MR LIM Fang Keang is a bit of a private eye on the job.

The principal radiographer in the Department of Oncologic Imaging at the National Cancer Centre Singapore — a member of the SingHealth Group — uses sophisticated machines to detect tumours in a patient’s body.

Says Mr Lim: “It’s more than just pressing buttons.

“Before doing a scan, I’m like a detective. I must understand the patient’s condition and plan how to go about tracking the tumour.”

When doctors ask for a scan, he has to decide what technique to use to get the best image, as it helps the radiologist (a doctor who interprets the images) to make an accurate diagnosis.

However, getting good images can sometimes be challenging when a patient is in pain, unable to cooperate or keep still.

The procedure takes 30 to 45 minutes, with breaks in between each scan.

If a tumour is not readily detected in a suspected location, Mr Lim discusses with the radiologist whether to zoom in on a different area.

This is usually encountered when doing magnetic resonance imaging (MRI) of the spine.

Nothing to do with radios

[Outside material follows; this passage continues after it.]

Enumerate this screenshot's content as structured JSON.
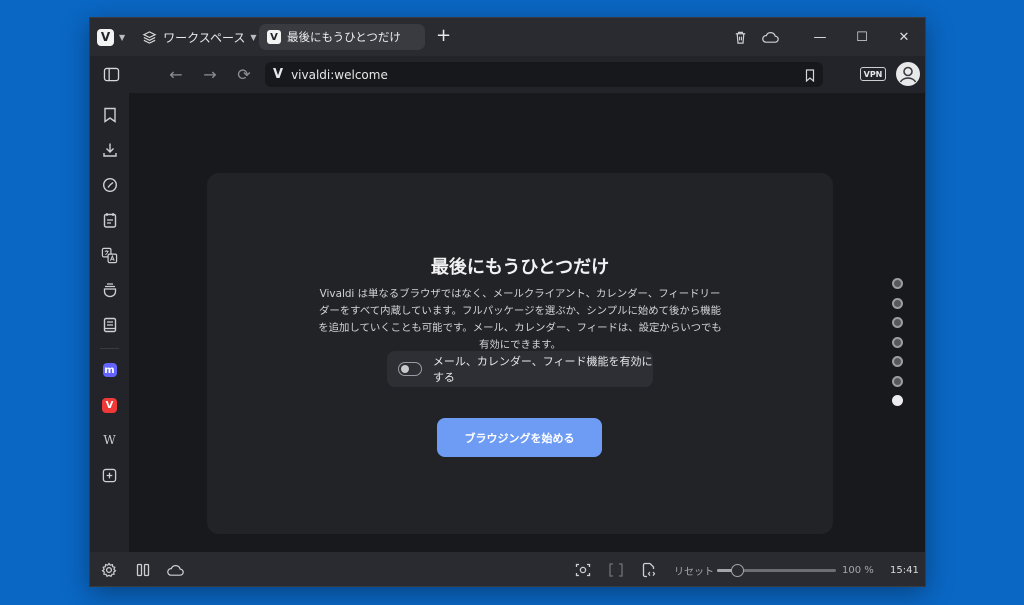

Mr Lim, who has been a radiographer for 20 years, started his career by chance.

Previously an aviation technician, he saw a recruitment advertisement by the former School of Radiography and checked the dictionary to find out what the job was about.

“I realised that radiography had nothing to do with radios,” he recalls with a laugh.

Being a technology enthusiast, he was excited at the prospect of doing such a job. So after graduating, he joined the Singapore General Hospital, where he did x-rays for the first three years.

Later, he was trained to perform MRIs and computed tomography (CT) scans. He keeps up-to-date with the latest technology by attending seminars and reading books.

The final gatekeeper

Mr Lim says a good radiographer needs to be meticulous and mindful of a patient’s safety.

When doing an MRI, for instance, because of the powerful magnetic field, it is important to thoroughly screen patients for any implants they might have in their bodies.

If an implant in the body is not secured to a bone, it could get dislodged, causing harm to the patient. Other implants could heat up during a scan, resulting in burns.

He says: “Even though there are several levels of screening before the patient comes to us, we are the final gatekeepers.”

Mr Lim likes working with patients, many of whom ask for him at follow-up visits.

One of them is a patient with severe neck pain, who can only lie down for two minutes at a time.

To ease her discomfort, Mr Lim always moves the bed out from the machine in between scans to let her sit up, even though it prolongs the procedure.

Training and research

His work also involves training younger colleagues and students on attachment, as well as research.

He is currently working with radiologists on using MRI-guided, high-intensity ultrasound to identify and destroy cancer tissue in the prostate.

He says: “Research is crucial as it can provide new treatment options for patients in the future.”

Although his job is varied, what gives him the most satisfaction is “when a patient returns for a follow-up scan after treatment and there is no more cancer”.